* _YOUR GOAL_
Please retype every entry as written, and keep the pictures out.

* _RECORD EXTRACTS_
▼▼▼

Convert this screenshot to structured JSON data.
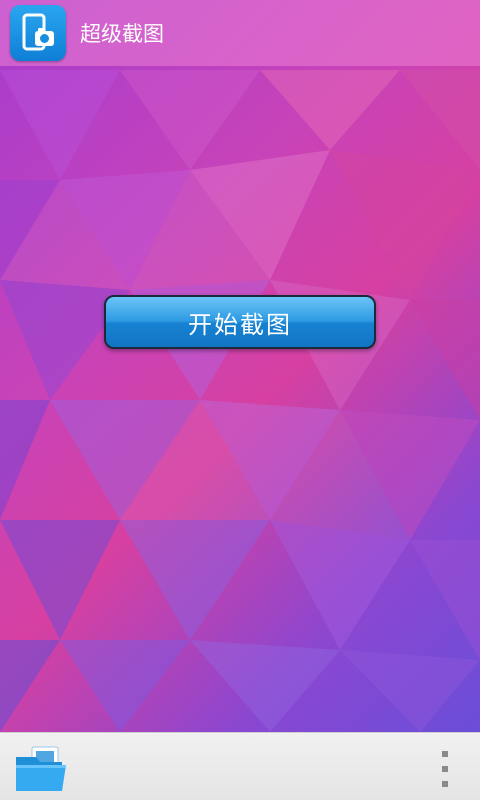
{
  "action_bar": {
    "title": "超级截图",
    "app_icon": "phone-camera-icon",
    "background": "#e980d3"
  },
  "main": {
    "start_button_label": "开始截图",
    "button_color": "#1782d2"
  },
  "bottom_bar": {
    "folder_icon": "folder-icon",
    "overflow_icon": "overflow-menu-icon"
  }
}
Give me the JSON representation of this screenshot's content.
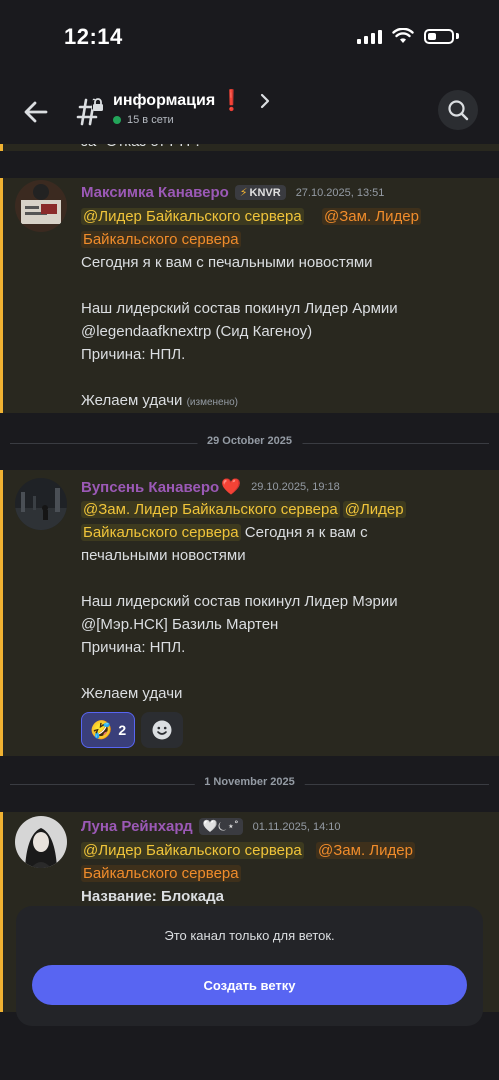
{
  "status": {
    "time": "12:14"
  },
  "header": {
    "channel_title": "информация",
    "title_emoji": "❗",
    "online": "15 в сети"
  },
  "messages": [
    {
      "author": "Максимка Канаверо",
      "tag": "KNVR",
      "timestamp": "27.10.2025, 13:51",
      "mention1": "@Лидер Байкальского сервера",
      "mention2a": "@Зам. Лидер",
      "mention2b": "Байкальского сервера",
      "line1": "Сегодня я к вам с печальными новостями",
      "line2": "Наш лидерский состав покинул Лидер Армии",
      "line3": "@legendaafknextrp (Сид Кагеноу)",
      "line4": "Причина: НПЛ.",
      "line5": "Желаем удачи",
      "edited": "(изменено)"
    },
    {
      "author": "Вупсень Канаверо",
      "author_emoji": "❤️",
      "timestamp": "29.10.2025, 19:18",
      "mention1": "@Зам. Лидер Байкальского сервера",
      "mention2a": "@Лидер",
      "mention2b": "Байкальского сервера",
      "line1a": "Сегодня я к вам с",
      "line1b": "печальными новостями",
      "line2": "Наш лидерский состав покинул Лидер Мэрии",
      "line3": "@[Мэр.НСК] Базиль Мартен",
      "line4": "Причина: НПЛ.",
      "line5": "Желаем удачи",
      "reaction_emoji": "🤣",
      "reaction_count": "2"
    },
    {
      "author": "Луна Рейнхард",
      "author_badge": "🤍⏾⋆˚",
      "timestamp": "01.11.2025, 14:10",
      "mention1": "@Лидер Байкальского сервера",
      "mention2a": "@Зам. Лидер",
      "mention2b": "Байкальского сервера",
      "line1": "Название: Блокада"
    }
  ],
  "dividers": [
    "29 October 2025",
    "1 November 2025"
  ],
  "cutoff_text": "за \"Отказ от РП\".",
  "sheet": {
    "text": "Это канал только для веток.",
    "button": "Создать ветку"
  },
  "colors": {
    "accent": "#5865f2",
    "highlight_bar": "#f0b232",
    "author": "#9b59b6",
    "online": "#23a55a"
  }
}
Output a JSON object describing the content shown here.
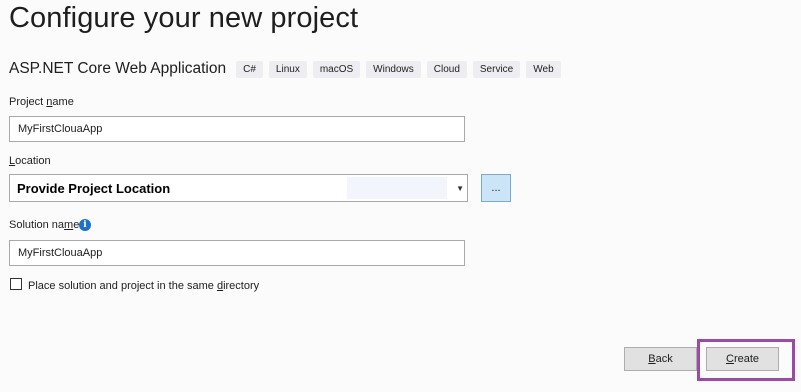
{
  "header": {
    "title": "Configure your new project"
  },
  "template": {
    "name": "ASP.NET Core Web Application",
    "tags": [
      "C#",
      "Linux",
      "macOS",
      "Windows",
      "Cloud",
      "Service",
      "Web"
    ]
  },
  "project_name": {
    "label_pre": "Project ",
    "label_key": "n",
    "label_post": "ame",
    "value": "MyFirstClouaApp"
  },
  "location": {
    "label_key": "L",
    "label_post": "ocation",
    "value": "Provide Project Location",
    "browse_label": "..."
  },
  "solution_name": {
    "label_pre": "Solution na",
    "label_key": "m",
    "label_post": "e",
    "value": "MyFirstClouaApp",
    "info_glyph": "i"
  },
  "checkbox": {
    "label_pre": "Place solution and project in the same ",
    "label_key": "d",
    "label_post": "irectory",
    "checked": false
  },
  "footer": {
    "back_key": "B",
    "back_post": "ack",
    "create_key": "C",
    "create_post": "reate"
  },
  "colors": {
    "highlight": "#9b4ba6",
    "info": "#1a73c8",
    "browse_bg": "#cce4f7"
  }
}
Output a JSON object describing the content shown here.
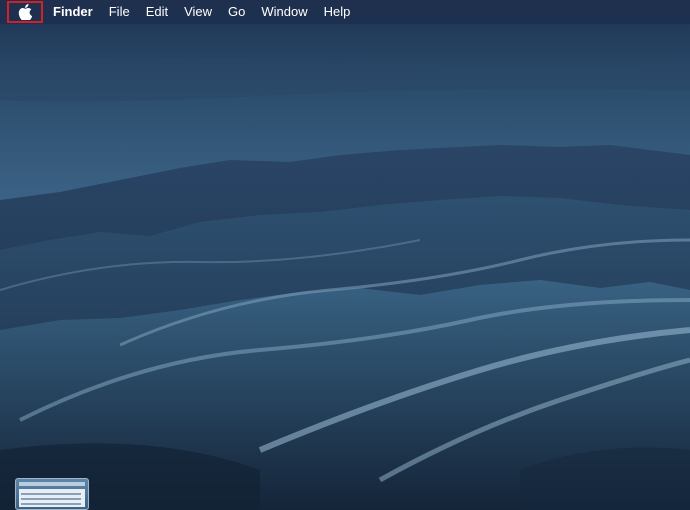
{
  "menubar": {
    "apple_menu_icon": "apple-logo-icon",
    "app_name": "Finder",
    "items": [
      {
        "label": "File"
      },
      {
        "label": "Edit"
      },
      {
        "label": "View"
      },
      {
        "label": "Go"
      },
      {
        "label": "Window"
      },
      {
        "label": "Help"
      }
    ]
  },
  "highlight_color": "#d0202a",
  "desktop": {
    "wallpaper": "mountain-landscape-dusk",
    "thumbnail": "screenshot-thumbnail"
  }
}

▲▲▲

* _SOLUTION FOR THIS EXERCISE_
Convert this screenshot to structured JSON data.
{
  "action_bar": {
    "title": "超级截图",
    "app_icon": "phone-camera-icon",
    "background": "#e980d3"
  },
  "main": {
    "start_button_label": "开始截图",
    "button_color": "#1782d2"
  },
  "bottom_bar": {
    "folder_icon": "folder-icon",
    "overflow_icon": "overflow-menu-icon"
  }
}
Give me the JSON representation of this screenshot's content.
{
  "status": {
    "time": "12:14"
  },
  "header": {
    "channel_title": "информация",
    "title_emoji": "❗",
    "online": "15 в сети"
  },
  "messages": [
    {
      "author": "Максимка Канаверо",
      "tag": "KNVR",
      "timestamp": "27.10.2025, 13:51",
      "mention1": "@Лидер Байкальского сервера",
      "mention2a": "@Зам. Лидер",
      "mention2b": "Байкальского сервера",
      "line1": "Сегодня я к вам с печальными новостями",
      "line2": "Наш лидерский состав покинул Лидер Армии",
      "line3": "@legendaafknextrp (Сид Кагеноу)",
      "line4": "Причина: НПЛ.",
      "line5": "Желаем удачи",
      "edited": "(изменено)"
    },
    {
      "author": "Вупсень Канаверо",
      "author_emoji": "❤️",
      "timestamp": "29.10.2025, 19:18",
      "mention1": "@Зам. Лидер Байкальского сервера",
      "mention2a": "@Лидер",
      "mention2b": "Байкальского сервера",
      "line1a": "Сегодня я к вам с",
      "line1b": "печальными новостями",
      "line2": "Наш лидерский состав покинул Лидер Мэрии",
      "line3": "@[Мэр.НСК] Базиль Мартен",
      "line4": "Причина: НПЛ.",
      "line5": "Желаем удачи",
      "reaction_emoji": "🤣",
      "reaction_count": "2"
    },
    {
      "author": "Луна Рейнхард",
      "author_badge": "🤍⏾⋆˚",
      "timestamp": "01.11.2025, 14:10",
      "mention1": "@Лидер Байкальского сервера",
      "mention2a": "@Зам. Лидер",
      "mention2b": "Байкальского сервера",
      "line1": "Название: Блокада"
    }
  ],
  "dividers": [
    "29 October 2025",
    "1 November 2025"
  ],
  "cutoff_text": "за \"Отказ от РП\".",
  "sheet": {
    "text": "Это канал только для веток.",
    "button": "Создать ветку"
  },
  "colors": {
    "accent": "#5865f2",
    "highlight_bar": "#f0b232",
    "author": "#9b59b6",
    "online": "#23a55a"
  }
}
Output a JSON object describing the content shown here.
{
  "header": {
    "title": "Configure your new project"
  },
  "template": {
    "name": "ASP.NET Core Web Application",
    "tags": [
      "C#",
      "Linux",
      "macOS",
      "Windows",
      "Cloud",
      "Service",
      "Web"
    ]
  },
  "project_name": {
    "label_pre": "Project ",
    "label_key": "n",
    "label_post": "ame",
    "value": "MyFirstClouaApp"
  },
  "location": {
    "label_key": "L",
    "label_post": "ocation",
    "value": "Provide Project Location",
    "browse_label": "..."
  },
  "solution_name": {
    "label_pre": "Solution na",
    "label_key": "m",
    "label_post": "e",
    "value": "MyFirstClouaApp",
    "info_glyph": "i"
  },
  "checkbox": {
    "label_pre": "Place solution and project in the same ",
    "label_key": "d",
    "label_post": "irectory",
    "checked": false
  },
  "footer": {
    "back_key": "B",
    "back_post": "ack",
    "create_key": "C",
    "create_post": "reate"
  },
  "colors": {
    "highlight": "#9b4ba6",
    "info": "#1a73c8",
    "browse_bg": "#cce4f7"
  }
}
Output a JSON object describing the content shown here.
{
  "menubar": {
    "apple_menu_icon": "apple-logo-icon",
    "app_name": "Finder",
    "items": [
      {
        "label": "File"
      },
      {
        "label": "Edit"
      },
      {
        "label": "View"
      },
      {
        "label": "Go"
      },
      {
        "label": "Window"
      },
      {
        "label": "Help"
      }
    ]
  },
  "highlight_color": "#d0202a",
  "desktop": {
    "wallpaper": "mountain-landscape-dusk",
    "thumbnail": "screenshot-thumbnail"
  }
}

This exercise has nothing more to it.